An Anatomical Evaluation of the Myocardial Length-Tension Diagram
A method of examining a small (50 to 100 µ o.d.) strand of living cardiac muscle containing several fibers with a high power optical system is described. When the strand was stretched so that it was just taut, the muscle fibers within were found to be slack and severely buckled. An extension of 40 to 60% of this initial length was required before the fibers became straightened and aligned with the long axis of the strand. This finding can account for the fact that cardiac muscle, unlike skeletal muscle, must be subjected to considerable passive tension before its maximum active tension can develop. The resting sarcomere length (that observed when the fiber is just straightened) was 2.0 to 2.2µ. Overall strand length and sarcomere length were measured and had no accurately predictable relation. Rabbit papillary muscle fixed at a length at which the passive tension was just zero showed similar buckling of the muscle fibers. The collagen content (in the form of hydroxyproline analysis) of heart muscle was approximately 6 times that of skeletal muscle. The significance of these findings and their relation to some previously reported mechanical properties of cardiac muscle are discussed.
- cardiac sarcomere lengths
- cardiac parallel elastic element
- microscopy of live cardiac muscle
- television microscopy
- collagen in cardiac muscle
- cardiac muscle resting tension
- cardiac muscle fiber arrangement
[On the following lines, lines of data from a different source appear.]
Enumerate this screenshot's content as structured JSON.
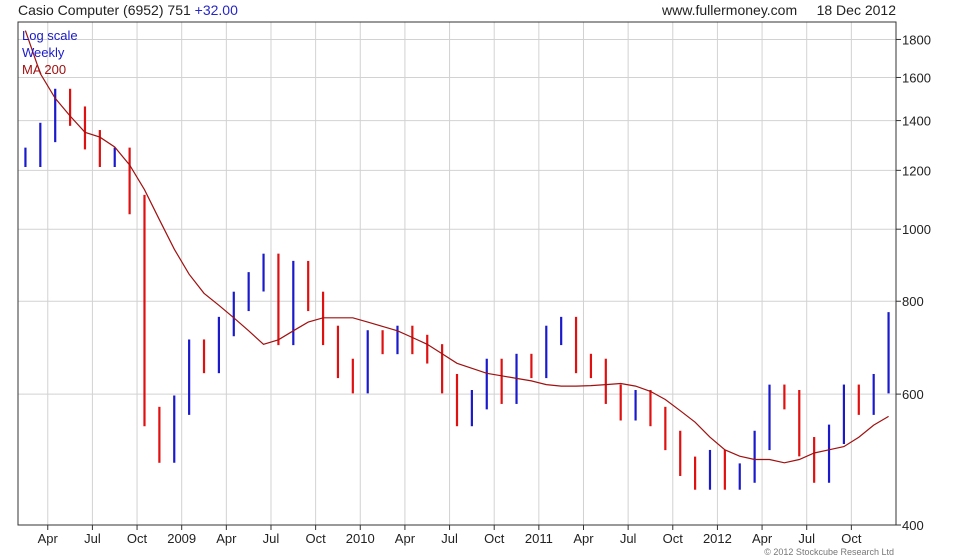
{
  "header": {
    "company": "Casio Computer (6952)",
    "price": "751",
    "change": "+32.00",
    "site": "www.fullermoney.com",
    "date": "18 Dec 2012"
  },
  "footer": {
    "copyright": "© 2012 Stockcube Research Ltd"
  },
  "colors": {
    "up": "#1a1acc",
    "down": "#e01010",
    "ma": "#a01010",
    "grid": "#d2d2d2",
    "frame": "#333333"
  },
  "chart_data": {
    "type": "line",
    "scale": "log",
    "legend": [
      "Log scale",
      "Weekly",
      "MA 200"
    ],
    "legend_position": "top-left",
    "grid": true,
    "ylim": [
      400,
      1900
    ],
    "y_ticks": [
      400,
      600,
      800,
      1000,
      1200,
      1400,
      1600,
      1800
    ],
    "xlim": [
      "2008-02",
      "2012-12"
    ],
    "x_ticks": [
      {
        "label": "Apr",
        "x": "2008-04"
      },
      {
        "label": "Jul",
        "x": "2008-07"
      },
      {
        "label": "Oct",
        "x": "2008-10"
      },
      {
        "label": "2009",
        "x": "2009-01"
      },
      {
        "label": "Apr",
        "x": "2009-04"
      },
      {
        "label": "Jul",
        "x": "2009-07"
      },
      {
        "label": "Oct",
        "x": "2009-10"
      },
      {
        "label": "2010",
        "x": "2010-01"
      },
      {
        "label": "Apr",
        "x": "2010-04"
      },
      {
        "label": "Jul",
        "x": "2010-07"
      },
      {
        "label": "Oct",
        "x": "2010-10"
      },
      {
        "label": "2011",
        "x": "2011-01"
      },
      {
        "label": "Apr",
        "x": "2011-04"
      },
      {
        "label": "Jul",
        "x": "2011-07"
      },
      {
        "label": "Oct",
        "x": "2011-10"
      },
      {
        "label": "2012",
        "x": "2012-01"
      },
      {
        "label": "Apr",
        "x": "2012-04"
      },
      {
        "label": "Jul",
        "x": "2012-07"
      },
      {
        "label": "Oct",
        "x": "2012-10"
      }
    ],
    "series": [
      {
        "name": "Weekly",
        "style": "ohlc-bars",
        "x": [
          "2008-02",
          "2008-03",
          "2008-04",
          "2008-05",
          "2008-06",
          "2008-07",
          "2008-08",
          "2008-09",
          "2008-10",
          "2008-11",
          "2008-12",
          "2009-01",
          "2009-02",
          "2009-03",
          "2009-04",
          "2009-05",
          "2009-06",
          "2009-07",
          "2009-08",
          "2009-09",
          "2009-10",
          "2009-11",
          "2009-12",
          "2010-01",
          "2010-02",
          "2010-03",
          "2010-04",
          "2010-05",
          "2010-06",
          "2010-07",
          "2010-08",
          "2010-09",
          "2010-10",
          "2010-11",
          "2010-12",
          "2011-01",
          "2011-02",
          "2011-03",
          "2011-04",
          "2011-05",
          "2011-06",
          "2011-07",
          "2011-08",
          "2011-09",
          "2011-10",
          "2011-11",
          "2011-12",
          "2012-01",
          "2012-02",
          "2012-03",
          "2012-04",
          "2012-05",
          "2012-06",
          "2012-07",
          "2012-08",
          "2012-09",
          "2012-10",
          "2012-11",
          "2012-12"
        ],
        "values": [
          1250,
          1350,
          1500,
          1420,
          1320,
          1250,
          1250,
          1080,
          560,
          500,
          580,
          690,
          660,
          740,
          800,
          850,
          900,
          720,
          880,
          800,
          720,
          650,
          620,
          710,
          700,
          720,
          700,
          680,
          620,
          560,
          590,
          650,
          600,
          660,
          650,
          720,
          740,
          660,
          650,
          600,
          570,
          590,
          560,
          520,
          480,
          460,
          490,
          460,
          470,
          520,
          600,
          590,
          510,
          470,
          530,
          600,
          580,
          620,
          751
        ]
      },
      {
        "name": "MA 200",
        "style": "line",
        "x": [
          "2008-02",
          "2008-03",
          "2008-04",
          "2008-05",
          "2008-06",
          "2008-07",
          "2008-08",
          "2008-09",
          "2008-10",
          "2008-11",
          "2008-12",
          "2009-01",
          "2009-02",
          "2009-03",
          "2009-04",
          "2009-05",
          "2009-06",
          "2009-07",
          "2009-08",
          "2009-09",
          "2009-10",
          "2009-11",
          "2009-12",
          "2010-01",
          "2010-02",
          "2010-03",
          "2010-04",
          "2010-05",
          "2010-06",
          "2010-07",
          "2010-08",
          "2010-09",
          "2010-10",
          "2010-11",
          "2010-12",
          "2011-01",
          "2011-02",
          "2011-03",
          "2011-04",
          "2011-05",
          "2011-06",
          "2011-07",
          "2011-08",
          "2011-09",
          "2011-10",
          "2011-11",
          "2011-12",
          "2012-01",
          "2012-02",
          "2012-03",
          "2012-04",
          "2012-05",
          "2012-06",
          "2012-07",
          "2012-08",
          "2012-09",
          "2012-10",
          "2012-11",
          "2012-12"
        ],
        "values": [
          1850,
          1620,
          1500,
          1420,
          1350,
          1330,
          1290,
          1220,
          1130,
          1030,
          940,
          870,
          820,
          790,
          760,
          730,
          700,
          710,
          730,
          750,
          760,
          760,
          760,
          750,
          740,
          730,
          715,
          700,
          680,
          660,
          650,
          640,
          635,
          630,
          625,
          618,
          615,
          615,
          616,
          618,
          620,
          615,
          605,
          590,
          570,
          550,
          525,
          505,
          495,
          490,
          490,
          485,
          490,
          500,
          505,
          510,
          525,
          545,
          560
        ]
      }
    ]
  }
}
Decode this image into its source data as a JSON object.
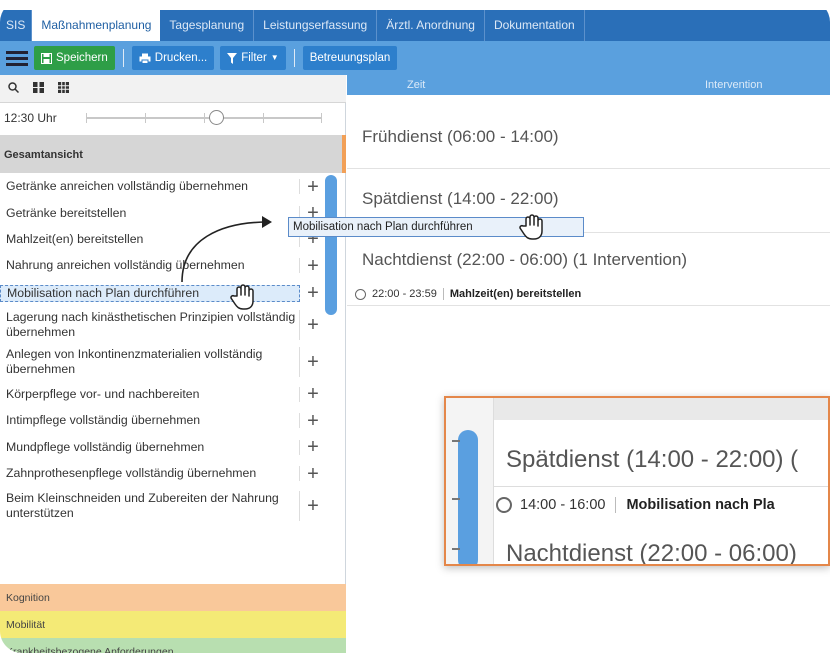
{
  "tabs": [
    {
      "label": "SIS",
      "active": false
    },
    {
      "label": "Maßnahmenplanung",
      "active": true
    },
    {
      "label": "Tagesplanung",
      "active": false
    },
    {
      "label": "Leistungserfassung",
      "active": false
    },
    {
      "label": "Ärztl. Anordnung",
      "active": false
    },
    {
      "label": "Dokumentation",
      "active": false
    }
  ],
  "toolbar": {
    "save_label": "Speichern",
    "print_label": "Drucken...",
    "filter_label": "Filter",
    "care_plan_label": "Betreuungsplan"
  },
  "left_panel": {
    "time_label": "12:30 Uhr",
    "time_fraction": 0.55,
    "group_heading": "Gesamtansicht",
    "items": [
      "Getränke anreichen vollständig übernehmen",
      "Getränke bereitstellen",
      "Mahlzeit(en) bereitstellen",
      "Nahrung anreichen vollständig übernehmen",
      "Mobilisation nach Plan durchführen",
      "Lagerung nach kinästhetischen Prinzipien vollständig übernehmen",
      "Anlegen von Inkontinenzmaterialien vollständig übernehmen",
      "Körperpflege vor- und nachbereiten",
      "Intimpflege vollständig übernehmen",
      "Mundpflege vollständig übernehmen",
      "Zahnprothesenpflege vollständig übernehmen",
      "Beim Kleinschneiden und Zubereiten der Nahrung unterstützen"
    ],
    "highlighted_index": 4,
    "categories": [
      {
        "label": "Kognition",
        "color": "#f9c89a"
      },
      {
        "label": "Mobilität",
        "color": "#f4ea76"
      },
      {
        "label": "Krankheitsbezogene Anforderungen",
        "color": "#b8dfb0"
      }
    ]
  },
  "schedule": {
    "header_time": "Zeit",
    "header_intervention": "Intervention",
    "shifts": [
      "Frühdienst (06:00 - 14:00)",
      "Spätdienst (14:00 - 22:00)",
      "Nachtdienst (22:00 - 06:00) (1 Intervention)"
    ],
    "entry_time": "22:00 - 23:59",
    "entry_name": "Mahlzeit(en) bereitstellen"
  },
  "drag_tooltip": "Mobilisation nach Plan durchführen",
  "inset": {
    "shift": "Spätdienst (14:00 - 22:00) (",
    "entry_time": "14:00 - 16:00",
    "entry_name": "Mobilisation nach Pla",
    "next_shift": "Nachtdienst (22:00 - 06:00)"
  },
  "colors": {
    "tab_bar": "#2a6fb8",
    "toolbar": "#5aa0de",
    "save_button": "#2e9e47",
    "accent_orange": "#e4874a"
  },
  "icons": [
    "menu-icon",
    "save-icon",
    "print-icon",
    "filter-icon",
    "search-icon",
    "columns-icon",
    "grid-icon",
    "plus-icon",
    "hand-cursor-icon",
    "arrow-icon"
  ]
}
- cardiac structural-mechanical relationships
- Accepted May 12, 1967.
- © 1967 American Heart Association, Inc.